> **Requirement**:
Find all the lines in the entries below that hold the word "image" and copy them.

==== Given entries

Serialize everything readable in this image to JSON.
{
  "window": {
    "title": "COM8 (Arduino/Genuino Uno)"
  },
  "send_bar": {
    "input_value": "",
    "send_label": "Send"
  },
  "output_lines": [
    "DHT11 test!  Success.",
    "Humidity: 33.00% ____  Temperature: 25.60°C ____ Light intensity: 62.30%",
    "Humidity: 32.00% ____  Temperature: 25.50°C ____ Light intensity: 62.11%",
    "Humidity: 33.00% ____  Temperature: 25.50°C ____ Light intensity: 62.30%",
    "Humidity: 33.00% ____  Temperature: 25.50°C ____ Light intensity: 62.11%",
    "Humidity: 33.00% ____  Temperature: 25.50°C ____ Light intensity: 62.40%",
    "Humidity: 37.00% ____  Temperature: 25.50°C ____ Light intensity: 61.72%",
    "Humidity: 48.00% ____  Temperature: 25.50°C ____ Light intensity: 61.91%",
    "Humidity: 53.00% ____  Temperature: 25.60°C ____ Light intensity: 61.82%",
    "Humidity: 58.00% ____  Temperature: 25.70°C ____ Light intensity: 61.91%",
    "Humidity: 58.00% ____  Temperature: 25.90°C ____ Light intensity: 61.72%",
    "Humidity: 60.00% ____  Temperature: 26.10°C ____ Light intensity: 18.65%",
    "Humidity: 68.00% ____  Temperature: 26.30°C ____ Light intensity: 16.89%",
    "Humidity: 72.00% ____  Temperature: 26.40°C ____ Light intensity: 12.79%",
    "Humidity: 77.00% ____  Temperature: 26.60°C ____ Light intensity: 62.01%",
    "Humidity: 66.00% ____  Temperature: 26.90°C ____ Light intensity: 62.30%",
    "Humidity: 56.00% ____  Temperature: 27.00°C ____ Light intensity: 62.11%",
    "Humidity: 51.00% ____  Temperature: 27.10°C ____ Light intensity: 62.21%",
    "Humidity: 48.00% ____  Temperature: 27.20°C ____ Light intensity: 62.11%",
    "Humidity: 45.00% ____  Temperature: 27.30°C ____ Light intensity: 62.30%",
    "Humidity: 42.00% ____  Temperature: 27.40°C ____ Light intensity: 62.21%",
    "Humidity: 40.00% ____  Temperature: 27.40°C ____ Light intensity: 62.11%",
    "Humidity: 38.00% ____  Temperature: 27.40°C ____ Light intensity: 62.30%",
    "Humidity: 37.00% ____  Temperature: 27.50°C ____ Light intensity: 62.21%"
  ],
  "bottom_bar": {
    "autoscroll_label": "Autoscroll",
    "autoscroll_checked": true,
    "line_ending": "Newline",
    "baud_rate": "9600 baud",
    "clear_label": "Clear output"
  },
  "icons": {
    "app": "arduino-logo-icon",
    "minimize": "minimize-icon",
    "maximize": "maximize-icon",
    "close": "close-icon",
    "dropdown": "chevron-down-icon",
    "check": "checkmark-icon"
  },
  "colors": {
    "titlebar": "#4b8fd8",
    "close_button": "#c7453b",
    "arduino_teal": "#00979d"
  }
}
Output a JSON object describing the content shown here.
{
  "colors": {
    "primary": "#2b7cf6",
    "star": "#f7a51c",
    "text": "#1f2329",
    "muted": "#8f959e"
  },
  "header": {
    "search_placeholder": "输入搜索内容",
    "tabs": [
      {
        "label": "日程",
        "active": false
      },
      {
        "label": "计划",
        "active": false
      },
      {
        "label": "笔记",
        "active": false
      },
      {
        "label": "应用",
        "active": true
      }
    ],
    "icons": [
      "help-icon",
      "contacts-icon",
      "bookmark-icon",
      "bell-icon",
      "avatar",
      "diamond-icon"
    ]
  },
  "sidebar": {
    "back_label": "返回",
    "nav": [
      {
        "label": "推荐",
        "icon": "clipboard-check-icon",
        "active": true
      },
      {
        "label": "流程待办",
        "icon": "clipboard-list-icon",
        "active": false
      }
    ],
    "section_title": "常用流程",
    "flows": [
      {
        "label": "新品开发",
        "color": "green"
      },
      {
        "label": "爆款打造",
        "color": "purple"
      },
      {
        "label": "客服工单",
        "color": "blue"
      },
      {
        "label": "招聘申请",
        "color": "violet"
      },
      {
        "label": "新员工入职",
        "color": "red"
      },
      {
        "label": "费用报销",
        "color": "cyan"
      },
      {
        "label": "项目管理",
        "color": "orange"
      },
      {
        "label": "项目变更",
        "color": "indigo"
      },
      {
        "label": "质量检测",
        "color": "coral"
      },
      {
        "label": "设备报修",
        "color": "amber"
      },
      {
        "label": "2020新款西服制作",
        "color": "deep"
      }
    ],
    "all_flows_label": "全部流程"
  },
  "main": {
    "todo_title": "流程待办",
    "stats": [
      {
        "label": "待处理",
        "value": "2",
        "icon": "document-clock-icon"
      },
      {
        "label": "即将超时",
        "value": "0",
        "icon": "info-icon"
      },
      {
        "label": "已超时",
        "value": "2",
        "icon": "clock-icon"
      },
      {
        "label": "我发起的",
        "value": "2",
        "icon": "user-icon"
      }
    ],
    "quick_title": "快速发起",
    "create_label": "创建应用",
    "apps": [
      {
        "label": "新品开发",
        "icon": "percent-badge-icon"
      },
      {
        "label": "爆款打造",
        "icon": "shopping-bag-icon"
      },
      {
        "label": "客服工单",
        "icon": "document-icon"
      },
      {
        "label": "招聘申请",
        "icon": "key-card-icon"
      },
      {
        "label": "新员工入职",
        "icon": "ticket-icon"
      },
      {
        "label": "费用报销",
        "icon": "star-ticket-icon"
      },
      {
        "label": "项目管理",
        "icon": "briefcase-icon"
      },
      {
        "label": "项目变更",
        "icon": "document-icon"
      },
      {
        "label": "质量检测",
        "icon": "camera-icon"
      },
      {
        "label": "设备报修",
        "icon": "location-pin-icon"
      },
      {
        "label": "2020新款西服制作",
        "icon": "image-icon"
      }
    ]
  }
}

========

> **Written solution**:
Serialize everything readable in this image to JSON.
        "icon": "image-icon"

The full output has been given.